Interface dataset entries:
[Start of section]
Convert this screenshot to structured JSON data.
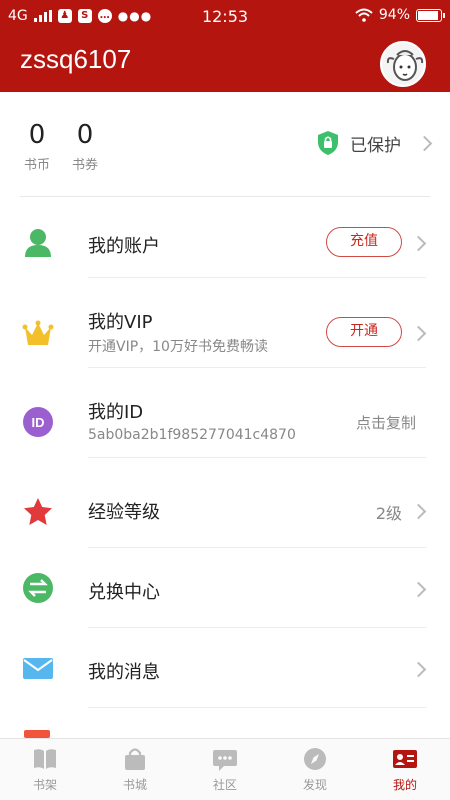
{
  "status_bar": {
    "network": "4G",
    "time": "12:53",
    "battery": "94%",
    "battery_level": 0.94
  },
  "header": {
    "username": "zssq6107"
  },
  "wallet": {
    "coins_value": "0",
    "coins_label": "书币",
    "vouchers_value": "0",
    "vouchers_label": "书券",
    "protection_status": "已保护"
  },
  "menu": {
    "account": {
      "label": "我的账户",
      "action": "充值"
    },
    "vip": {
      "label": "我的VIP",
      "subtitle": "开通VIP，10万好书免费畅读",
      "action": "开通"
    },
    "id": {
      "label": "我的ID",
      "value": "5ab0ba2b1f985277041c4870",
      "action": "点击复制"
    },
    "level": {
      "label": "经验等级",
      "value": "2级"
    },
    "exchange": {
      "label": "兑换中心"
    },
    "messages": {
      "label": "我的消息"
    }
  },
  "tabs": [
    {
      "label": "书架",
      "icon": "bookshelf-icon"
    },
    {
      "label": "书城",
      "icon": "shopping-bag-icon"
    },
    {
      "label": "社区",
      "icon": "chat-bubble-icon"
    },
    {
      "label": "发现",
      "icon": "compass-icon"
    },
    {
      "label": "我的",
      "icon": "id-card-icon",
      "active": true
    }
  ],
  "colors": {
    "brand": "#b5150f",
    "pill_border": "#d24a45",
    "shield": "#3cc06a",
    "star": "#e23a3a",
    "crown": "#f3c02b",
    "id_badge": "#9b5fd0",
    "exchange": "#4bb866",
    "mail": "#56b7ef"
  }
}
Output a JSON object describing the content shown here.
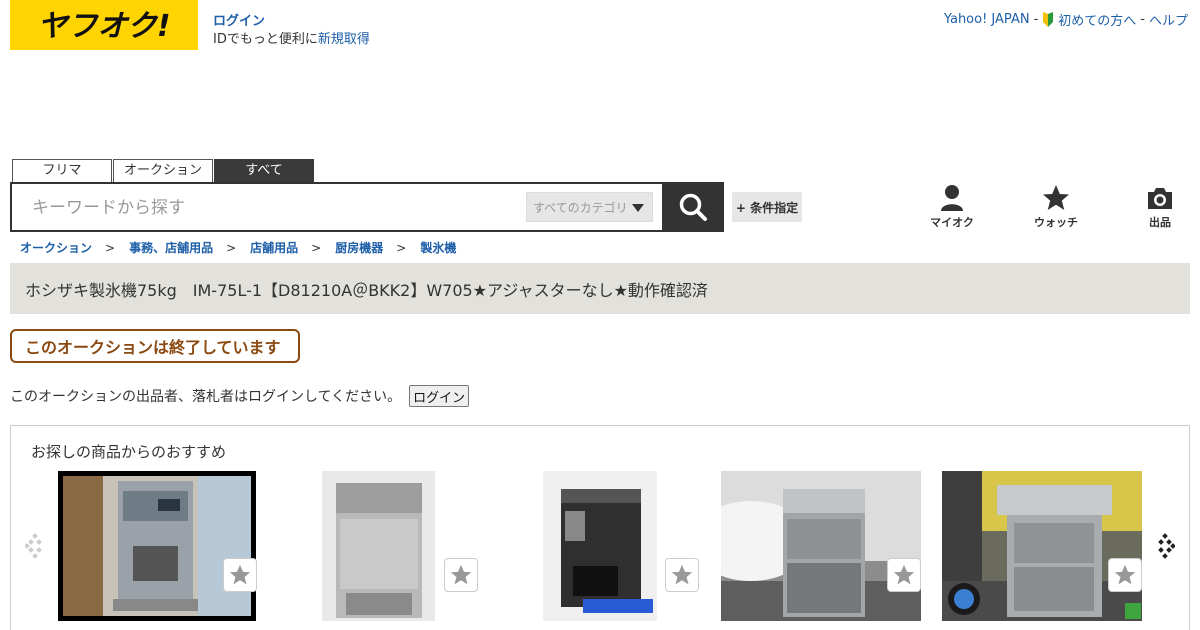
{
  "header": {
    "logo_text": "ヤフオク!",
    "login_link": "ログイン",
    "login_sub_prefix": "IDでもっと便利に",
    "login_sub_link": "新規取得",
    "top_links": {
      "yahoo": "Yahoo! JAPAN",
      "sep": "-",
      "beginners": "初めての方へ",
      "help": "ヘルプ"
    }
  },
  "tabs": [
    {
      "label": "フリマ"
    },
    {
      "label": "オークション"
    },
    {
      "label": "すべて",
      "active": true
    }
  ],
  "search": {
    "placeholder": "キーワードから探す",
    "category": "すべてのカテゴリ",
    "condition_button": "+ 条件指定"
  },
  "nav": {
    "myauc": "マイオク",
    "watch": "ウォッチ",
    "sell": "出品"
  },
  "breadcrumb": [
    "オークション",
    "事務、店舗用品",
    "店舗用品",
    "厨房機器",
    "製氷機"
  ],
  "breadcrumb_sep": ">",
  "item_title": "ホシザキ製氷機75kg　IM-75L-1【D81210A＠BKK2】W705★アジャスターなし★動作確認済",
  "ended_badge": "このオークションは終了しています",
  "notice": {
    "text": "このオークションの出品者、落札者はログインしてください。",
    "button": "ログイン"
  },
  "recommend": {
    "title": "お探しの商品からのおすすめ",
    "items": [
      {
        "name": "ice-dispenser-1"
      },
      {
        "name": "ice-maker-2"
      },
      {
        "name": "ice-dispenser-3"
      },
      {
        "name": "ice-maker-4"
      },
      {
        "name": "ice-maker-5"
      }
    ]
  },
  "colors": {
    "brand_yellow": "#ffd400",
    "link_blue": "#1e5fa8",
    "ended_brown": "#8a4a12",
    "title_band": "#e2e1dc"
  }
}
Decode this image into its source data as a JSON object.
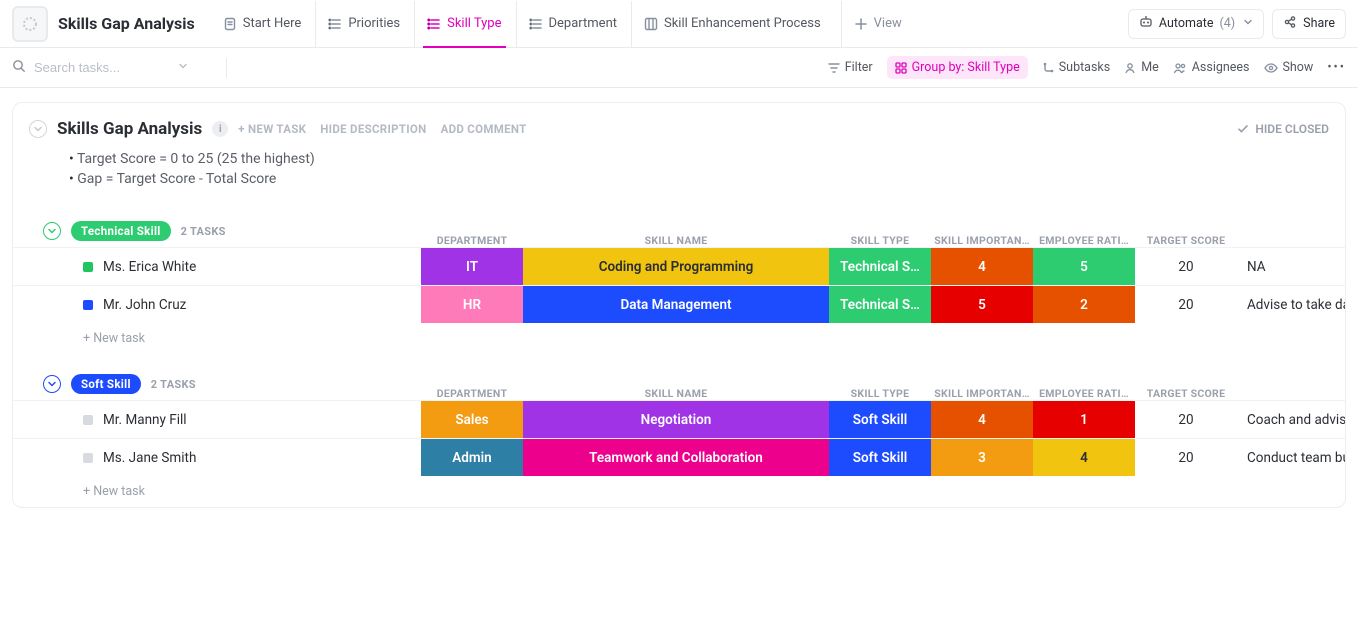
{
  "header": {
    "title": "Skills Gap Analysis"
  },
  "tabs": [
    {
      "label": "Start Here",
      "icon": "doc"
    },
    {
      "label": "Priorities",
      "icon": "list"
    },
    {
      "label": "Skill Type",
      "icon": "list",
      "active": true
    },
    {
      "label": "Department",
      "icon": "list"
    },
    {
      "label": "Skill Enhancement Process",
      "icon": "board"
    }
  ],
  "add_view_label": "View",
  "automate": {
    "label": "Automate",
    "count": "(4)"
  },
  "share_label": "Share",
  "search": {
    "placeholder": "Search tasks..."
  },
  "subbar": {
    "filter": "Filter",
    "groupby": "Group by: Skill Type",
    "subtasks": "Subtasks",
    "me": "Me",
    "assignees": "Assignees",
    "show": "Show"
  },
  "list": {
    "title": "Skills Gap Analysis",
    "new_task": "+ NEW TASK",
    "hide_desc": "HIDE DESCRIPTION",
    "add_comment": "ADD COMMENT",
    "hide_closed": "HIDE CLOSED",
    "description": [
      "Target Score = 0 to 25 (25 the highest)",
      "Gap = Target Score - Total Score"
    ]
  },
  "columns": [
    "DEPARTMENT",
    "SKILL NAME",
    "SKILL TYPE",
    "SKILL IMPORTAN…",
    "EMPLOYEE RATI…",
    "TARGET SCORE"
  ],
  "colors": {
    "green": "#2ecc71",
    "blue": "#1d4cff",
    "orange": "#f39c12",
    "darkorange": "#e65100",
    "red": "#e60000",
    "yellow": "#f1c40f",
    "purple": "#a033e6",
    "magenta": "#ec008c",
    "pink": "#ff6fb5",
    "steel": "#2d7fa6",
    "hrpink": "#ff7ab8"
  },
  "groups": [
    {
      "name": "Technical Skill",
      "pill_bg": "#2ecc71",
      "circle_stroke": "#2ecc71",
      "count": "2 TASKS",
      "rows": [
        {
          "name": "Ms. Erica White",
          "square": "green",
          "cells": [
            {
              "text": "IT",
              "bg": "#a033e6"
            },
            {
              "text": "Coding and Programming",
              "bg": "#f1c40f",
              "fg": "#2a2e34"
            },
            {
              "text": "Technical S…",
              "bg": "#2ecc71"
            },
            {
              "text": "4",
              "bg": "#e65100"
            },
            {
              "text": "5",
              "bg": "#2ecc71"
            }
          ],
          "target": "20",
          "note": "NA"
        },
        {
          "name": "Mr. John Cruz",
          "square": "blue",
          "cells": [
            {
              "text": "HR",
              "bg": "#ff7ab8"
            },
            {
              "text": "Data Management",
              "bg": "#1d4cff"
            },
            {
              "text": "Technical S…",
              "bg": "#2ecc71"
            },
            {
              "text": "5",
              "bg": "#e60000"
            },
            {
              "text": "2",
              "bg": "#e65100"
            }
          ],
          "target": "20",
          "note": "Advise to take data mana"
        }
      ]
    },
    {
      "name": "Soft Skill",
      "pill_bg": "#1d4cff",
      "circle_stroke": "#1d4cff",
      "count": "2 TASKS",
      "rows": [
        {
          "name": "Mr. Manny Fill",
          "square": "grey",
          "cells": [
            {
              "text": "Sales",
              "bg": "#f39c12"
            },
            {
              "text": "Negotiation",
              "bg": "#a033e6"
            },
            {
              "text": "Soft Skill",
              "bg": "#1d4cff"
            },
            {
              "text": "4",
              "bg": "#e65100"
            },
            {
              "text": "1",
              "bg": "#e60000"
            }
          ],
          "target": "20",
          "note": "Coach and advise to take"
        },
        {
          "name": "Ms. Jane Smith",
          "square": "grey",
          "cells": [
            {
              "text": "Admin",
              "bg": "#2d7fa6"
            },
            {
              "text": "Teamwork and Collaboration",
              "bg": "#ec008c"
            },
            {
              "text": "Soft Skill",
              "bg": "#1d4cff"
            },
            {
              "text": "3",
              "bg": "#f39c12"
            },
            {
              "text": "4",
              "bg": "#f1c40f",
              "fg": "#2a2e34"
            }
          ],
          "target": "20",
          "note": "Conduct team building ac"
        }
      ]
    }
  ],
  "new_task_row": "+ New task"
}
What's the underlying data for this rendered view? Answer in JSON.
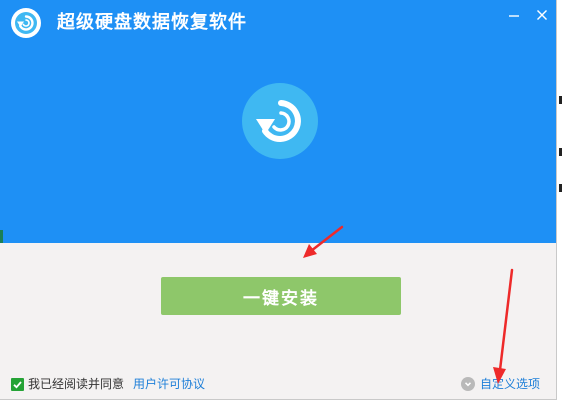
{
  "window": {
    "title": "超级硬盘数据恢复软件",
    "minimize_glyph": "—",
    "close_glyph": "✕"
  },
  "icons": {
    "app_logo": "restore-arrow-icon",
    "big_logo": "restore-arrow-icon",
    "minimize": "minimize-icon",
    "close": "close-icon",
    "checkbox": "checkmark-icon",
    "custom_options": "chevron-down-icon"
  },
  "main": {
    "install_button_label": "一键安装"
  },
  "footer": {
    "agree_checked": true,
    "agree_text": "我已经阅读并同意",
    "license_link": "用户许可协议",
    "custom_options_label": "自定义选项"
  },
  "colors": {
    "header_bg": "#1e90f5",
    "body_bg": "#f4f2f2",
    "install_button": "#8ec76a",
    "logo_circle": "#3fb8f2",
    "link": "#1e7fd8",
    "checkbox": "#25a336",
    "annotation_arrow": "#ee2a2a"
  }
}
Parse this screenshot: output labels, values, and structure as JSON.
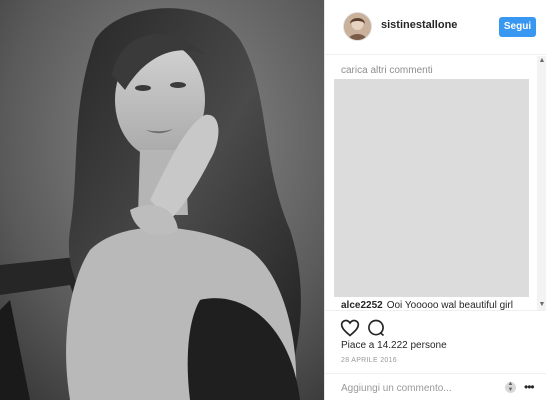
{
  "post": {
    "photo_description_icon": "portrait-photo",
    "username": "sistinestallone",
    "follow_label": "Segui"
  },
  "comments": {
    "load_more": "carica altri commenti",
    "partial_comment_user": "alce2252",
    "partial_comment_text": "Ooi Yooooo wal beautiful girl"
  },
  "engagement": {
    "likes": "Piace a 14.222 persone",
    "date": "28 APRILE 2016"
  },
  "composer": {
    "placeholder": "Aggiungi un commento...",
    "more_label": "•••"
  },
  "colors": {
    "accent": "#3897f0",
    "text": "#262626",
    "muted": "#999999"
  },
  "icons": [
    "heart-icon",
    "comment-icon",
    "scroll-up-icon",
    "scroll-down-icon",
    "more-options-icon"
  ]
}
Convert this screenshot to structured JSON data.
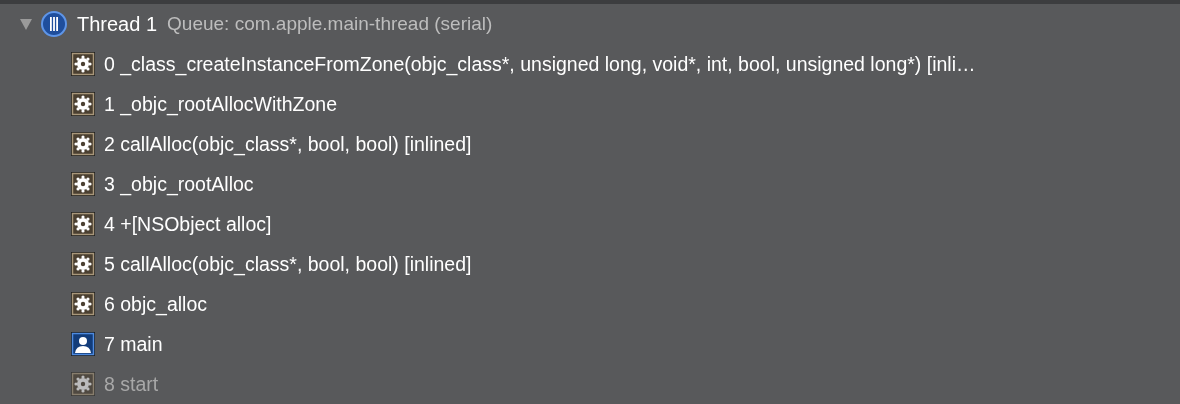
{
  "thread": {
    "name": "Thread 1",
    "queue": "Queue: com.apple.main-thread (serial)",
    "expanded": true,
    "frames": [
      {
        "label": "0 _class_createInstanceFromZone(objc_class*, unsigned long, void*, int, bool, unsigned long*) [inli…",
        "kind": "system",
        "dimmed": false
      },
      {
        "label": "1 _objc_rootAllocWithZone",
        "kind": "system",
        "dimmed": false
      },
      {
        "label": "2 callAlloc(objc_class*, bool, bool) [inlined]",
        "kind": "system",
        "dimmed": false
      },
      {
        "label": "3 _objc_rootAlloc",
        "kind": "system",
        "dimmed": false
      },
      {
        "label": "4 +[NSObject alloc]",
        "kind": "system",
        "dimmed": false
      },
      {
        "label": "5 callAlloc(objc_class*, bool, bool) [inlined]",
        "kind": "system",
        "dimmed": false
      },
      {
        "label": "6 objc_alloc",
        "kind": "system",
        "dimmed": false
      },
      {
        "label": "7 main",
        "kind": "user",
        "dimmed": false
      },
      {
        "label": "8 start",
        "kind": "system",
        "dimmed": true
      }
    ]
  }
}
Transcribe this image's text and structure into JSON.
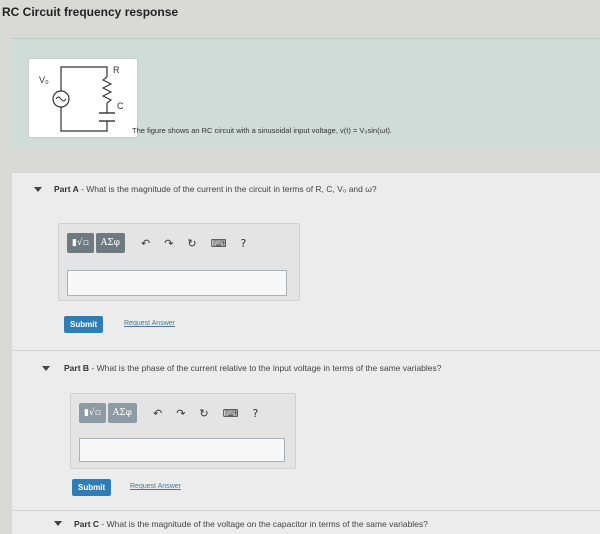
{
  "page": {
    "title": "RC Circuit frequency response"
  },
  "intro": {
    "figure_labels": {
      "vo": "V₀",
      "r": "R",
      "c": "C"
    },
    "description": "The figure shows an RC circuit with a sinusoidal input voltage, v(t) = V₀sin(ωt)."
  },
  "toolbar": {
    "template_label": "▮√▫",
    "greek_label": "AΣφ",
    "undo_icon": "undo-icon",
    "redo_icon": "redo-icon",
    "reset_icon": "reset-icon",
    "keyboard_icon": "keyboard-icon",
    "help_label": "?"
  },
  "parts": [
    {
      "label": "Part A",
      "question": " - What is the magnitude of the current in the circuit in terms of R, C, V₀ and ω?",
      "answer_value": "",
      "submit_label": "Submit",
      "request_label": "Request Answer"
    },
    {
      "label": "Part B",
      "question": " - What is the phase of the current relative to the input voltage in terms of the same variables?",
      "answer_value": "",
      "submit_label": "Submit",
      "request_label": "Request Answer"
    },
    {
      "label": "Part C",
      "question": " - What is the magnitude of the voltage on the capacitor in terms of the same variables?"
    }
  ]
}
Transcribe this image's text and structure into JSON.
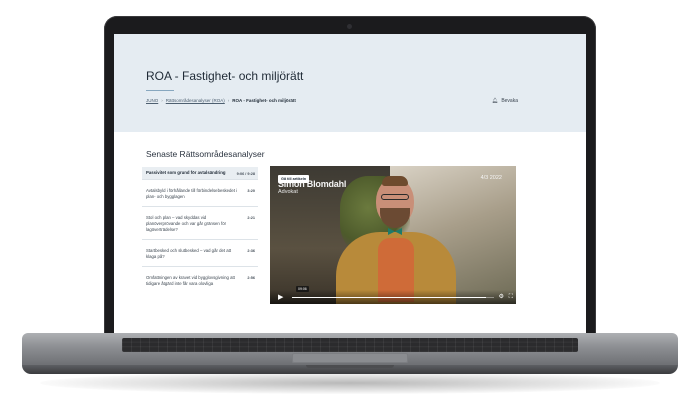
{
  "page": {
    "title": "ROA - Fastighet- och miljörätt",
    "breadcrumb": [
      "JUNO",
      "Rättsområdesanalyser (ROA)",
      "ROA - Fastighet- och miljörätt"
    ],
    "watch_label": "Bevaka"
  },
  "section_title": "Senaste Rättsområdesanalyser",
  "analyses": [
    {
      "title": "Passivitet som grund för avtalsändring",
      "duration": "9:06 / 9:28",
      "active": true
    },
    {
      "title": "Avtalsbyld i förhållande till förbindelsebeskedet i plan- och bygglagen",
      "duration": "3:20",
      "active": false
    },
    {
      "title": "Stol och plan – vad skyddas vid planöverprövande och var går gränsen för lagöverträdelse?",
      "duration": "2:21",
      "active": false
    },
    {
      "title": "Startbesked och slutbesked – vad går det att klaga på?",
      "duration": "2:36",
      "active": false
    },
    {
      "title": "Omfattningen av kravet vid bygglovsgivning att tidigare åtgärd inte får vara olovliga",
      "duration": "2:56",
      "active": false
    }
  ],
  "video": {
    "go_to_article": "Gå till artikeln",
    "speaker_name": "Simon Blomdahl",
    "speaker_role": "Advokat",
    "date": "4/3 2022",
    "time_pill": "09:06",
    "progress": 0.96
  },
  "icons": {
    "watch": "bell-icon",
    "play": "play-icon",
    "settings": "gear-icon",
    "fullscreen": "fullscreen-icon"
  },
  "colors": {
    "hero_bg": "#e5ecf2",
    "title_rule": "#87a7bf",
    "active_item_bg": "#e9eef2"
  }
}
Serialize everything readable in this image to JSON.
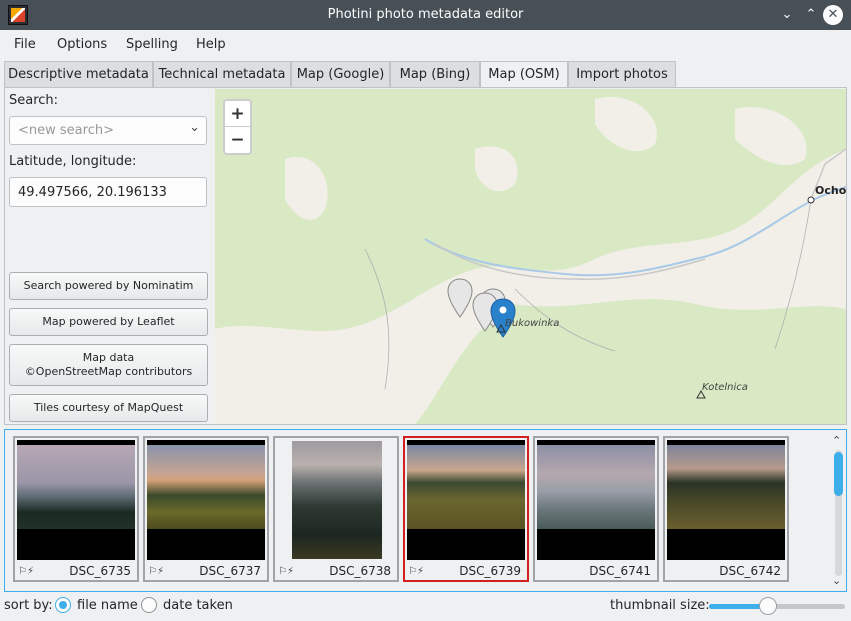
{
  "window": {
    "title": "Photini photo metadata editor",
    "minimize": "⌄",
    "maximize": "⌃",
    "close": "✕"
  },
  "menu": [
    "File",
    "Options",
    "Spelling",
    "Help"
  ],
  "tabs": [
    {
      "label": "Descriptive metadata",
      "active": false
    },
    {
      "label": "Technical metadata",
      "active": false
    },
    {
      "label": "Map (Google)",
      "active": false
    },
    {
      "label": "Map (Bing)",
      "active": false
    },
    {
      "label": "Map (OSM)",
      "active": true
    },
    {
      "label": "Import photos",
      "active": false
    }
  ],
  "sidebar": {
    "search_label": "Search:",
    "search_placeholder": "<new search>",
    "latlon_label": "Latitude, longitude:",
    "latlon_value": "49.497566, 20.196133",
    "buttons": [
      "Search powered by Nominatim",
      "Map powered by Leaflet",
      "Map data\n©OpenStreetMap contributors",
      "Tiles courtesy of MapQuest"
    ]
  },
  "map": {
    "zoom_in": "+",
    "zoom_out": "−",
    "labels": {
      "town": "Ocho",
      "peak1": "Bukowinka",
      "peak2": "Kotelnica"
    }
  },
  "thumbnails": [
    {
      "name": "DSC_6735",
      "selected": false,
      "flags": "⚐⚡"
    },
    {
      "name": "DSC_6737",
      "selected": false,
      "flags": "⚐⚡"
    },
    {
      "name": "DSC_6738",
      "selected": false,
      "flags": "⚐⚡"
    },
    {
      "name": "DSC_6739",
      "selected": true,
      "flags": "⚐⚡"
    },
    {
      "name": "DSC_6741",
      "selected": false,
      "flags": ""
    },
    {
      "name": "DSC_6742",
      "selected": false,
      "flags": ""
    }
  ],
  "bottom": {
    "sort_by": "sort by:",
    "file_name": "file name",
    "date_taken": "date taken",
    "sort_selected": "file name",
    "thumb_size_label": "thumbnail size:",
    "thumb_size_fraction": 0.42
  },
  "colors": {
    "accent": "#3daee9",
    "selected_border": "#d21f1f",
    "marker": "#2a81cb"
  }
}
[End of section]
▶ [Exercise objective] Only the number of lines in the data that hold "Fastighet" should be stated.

▶ [Answer to this task] 2